1. It’s the little things that make the biggest difference in your practice and in life. It’s not always the full straightening of your leg that will make your quads quiver, but instead just a simple pointing of toes and engagement of the knee that make every muscle south of your belly button burn with accomplishment. You don’t have to shower your spouse with fancy gifts to show them that you love them, sometimes it’s just telling them you love them as you enjoy the quiet early hours of dawn before kids and conference calls clutter your day.
2. Be playful. As adults we are programmed to believe that fun is golf, drinking expensive alcoholic beverages, attending pretentious parties or cooking out with the Jones’s. Somewhere, we forget that life is about revelry in discovery and the folly of innocence. We neglect that inner learning creature, the playful spiritual being that is our true self. Stop it. Stand on your head, fall on your butt and laugh hysterically about it.
3. Working as a waitress and rescuing animals in the early part of my adult life taught me about compassion and service, but there is more to it these two miracles of the human spirit. Our compassion for others and ourselves is what drives us to our service to the divine. Teachers, healers, artists, their compassion drives them to make the world a better place. Our service is the creative action of that compassion.
4. Breathe, relax, go deeper. As yogis we are always pushing our practice to our edge, going deeper into that one posture to stretch a rarely used muscle. We often forget that creativity is a muscle as well, and thus needs to be stretched and felt on a deeper level. The strongest artistic seeds are the ones that are planted the deepest.
5. Where is my mind? I’m afraid I’ve lost it somewhere between downward facing dog and that last chaturanga. To me, the mind is only as strong as the body it inhabits, and vice versa. The mind and body are symbiotic, and when one wanders so does the other. When I think too much about a particular posture, I fall out.
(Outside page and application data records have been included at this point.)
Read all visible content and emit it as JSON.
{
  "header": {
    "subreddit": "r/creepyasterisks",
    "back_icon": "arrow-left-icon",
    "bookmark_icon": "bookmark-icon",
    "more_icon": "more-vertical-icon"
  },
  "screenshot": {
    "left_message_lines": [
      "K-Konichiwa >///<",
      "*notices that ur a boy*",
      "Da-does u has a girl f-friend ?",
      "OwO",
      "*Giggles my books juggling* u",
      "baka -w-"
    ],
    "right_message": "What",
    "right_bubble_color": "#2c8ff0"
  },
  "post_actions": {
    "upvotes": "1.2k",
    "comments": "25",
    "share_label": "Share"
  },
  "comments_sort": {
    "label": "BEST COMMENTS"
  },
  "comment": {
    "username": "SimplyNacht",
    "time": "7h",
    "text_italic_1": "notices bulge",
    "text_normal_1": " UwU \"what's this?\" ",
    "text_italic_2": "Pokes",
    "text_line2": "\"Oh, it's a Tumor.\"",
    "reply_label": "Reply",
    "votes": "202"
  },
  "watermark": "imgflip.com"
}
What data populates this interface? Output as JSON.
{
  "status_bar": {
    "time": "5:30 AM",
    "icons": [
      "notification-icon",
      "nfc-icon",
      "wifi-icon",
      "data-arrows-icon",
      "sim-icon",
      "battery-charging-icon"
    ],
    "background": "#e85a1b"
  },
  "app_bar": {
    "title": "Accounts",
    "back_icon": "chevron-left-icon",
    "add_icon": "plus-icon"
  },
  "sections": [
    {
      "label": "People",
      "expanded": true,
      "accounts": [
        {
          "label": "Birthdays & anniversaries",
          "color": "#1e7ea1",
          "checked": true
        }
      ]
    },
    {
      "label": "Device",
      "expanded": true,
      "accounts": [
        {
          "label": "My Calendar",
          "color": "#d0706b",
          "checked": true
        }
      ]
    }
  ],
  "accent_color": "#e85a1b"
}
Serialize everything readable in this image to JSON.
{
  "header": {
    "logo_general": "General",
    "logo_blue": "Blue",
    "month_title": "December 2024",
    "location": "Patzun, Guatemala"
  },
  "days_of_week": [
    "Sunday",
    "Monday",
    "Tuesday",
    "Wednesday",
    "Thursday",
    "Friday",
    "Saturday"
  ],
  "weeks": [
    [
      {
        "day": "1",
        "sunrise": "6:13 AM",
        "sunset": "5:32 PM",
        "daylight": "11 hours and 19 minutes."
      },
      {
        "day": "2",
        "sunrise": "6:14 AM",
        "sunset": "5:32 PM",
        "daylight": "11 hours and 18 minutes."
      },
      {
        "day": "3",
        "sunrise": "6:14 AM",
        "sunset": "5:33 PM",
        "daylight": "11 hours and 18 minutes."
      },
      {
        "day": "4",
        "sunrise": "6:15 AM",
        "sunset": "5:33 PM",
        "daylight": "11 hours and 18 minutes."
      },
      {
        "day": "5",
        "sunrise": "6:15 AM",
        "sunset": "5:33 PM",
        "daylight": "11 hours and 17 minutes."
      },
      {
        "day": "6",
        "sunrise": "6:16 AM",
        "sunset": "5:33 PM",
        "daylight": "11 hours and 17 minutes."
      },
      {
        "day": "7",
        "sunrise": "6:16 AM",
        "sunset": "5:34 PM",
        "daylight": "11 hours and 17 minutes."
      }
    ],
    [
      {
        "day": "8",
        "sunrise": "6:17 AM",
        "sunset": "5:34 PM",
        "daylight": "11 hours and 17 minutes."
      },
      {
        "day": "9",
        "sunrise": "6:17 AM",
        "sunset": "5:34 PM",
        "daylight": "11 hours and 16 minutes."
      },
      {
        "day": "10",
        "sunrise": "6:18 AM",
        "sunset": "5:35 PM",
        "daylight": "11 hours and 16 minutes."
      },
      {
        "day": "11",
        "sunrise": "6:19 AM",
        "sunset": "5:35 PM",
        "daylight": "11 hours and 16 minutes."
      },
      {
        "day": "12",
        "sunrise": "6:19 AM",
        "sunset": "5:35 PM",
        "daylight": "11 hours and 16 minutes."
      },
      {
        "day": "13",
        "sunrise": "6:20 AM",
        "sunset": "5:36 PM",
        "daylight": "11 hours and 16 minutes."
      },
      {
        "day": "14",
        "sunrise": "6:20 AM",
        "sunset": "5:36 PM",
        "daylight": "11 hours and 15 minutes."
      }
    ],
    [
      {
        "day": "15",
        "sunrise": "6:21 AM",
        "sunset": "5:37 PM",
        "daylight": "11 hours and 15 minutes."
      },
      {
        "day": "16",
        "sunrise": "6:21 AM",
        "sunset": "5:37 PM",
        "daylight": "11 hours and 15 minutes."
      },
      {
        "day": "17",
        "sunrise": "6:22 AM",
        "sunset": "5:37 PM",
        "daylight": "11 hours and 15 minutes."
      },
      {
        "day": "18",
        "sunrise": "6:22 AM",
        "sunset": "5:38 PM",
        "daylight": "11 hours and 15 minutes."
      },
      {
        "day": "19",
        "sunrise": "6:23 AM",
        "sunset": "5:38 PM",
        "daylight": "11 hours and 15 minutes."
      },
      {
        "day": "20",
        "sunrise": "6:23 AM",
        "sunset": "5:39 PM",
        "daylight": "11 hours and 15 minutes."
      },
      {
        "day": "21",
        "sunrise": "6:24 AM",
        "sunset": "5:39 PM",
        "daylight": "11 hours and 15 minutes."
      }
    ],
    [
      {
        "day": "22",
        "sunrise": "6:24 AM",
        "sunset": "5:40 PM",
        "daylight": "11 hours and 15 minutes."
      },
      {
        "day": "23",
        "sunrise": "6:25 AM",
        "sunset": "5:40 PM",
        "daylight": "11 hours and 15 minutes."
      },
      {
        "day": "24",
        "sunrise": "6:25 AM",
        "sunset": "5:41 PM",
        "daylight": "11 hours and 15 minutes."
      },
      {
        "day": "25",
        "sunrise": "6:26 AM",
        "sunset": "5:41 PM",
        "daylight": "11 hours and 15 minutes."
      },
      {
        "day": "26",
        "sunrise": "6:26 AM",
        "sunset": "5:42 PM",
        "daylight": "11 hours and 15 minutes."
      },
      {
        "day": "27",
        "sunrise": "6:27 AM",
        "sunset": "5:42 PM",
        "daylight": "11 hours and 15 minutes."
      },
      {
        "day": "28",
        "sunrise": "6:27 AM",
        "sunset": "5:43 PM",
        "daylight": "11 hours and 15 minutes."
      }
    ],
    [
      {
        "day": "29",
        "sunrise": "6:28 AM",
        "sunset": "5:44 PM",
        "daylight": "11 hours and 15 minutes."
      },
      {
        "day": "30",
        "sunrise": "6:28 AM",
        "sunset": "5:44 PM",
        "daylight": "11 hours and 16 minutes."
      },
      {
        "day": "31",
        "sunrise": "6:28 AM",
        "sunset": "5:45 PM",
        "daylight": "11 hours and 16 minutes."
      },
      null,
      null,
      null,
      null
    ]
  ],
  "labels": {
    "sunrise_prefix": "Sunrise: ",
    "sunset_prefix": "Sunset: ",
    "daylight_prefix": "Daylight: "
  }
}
If my body is sedentary for too long, my mind withers and becomes stagnant.
Not connected. But I say that we don’t push our bodies beyond what they can do. But if there’s openness, TAKE IT!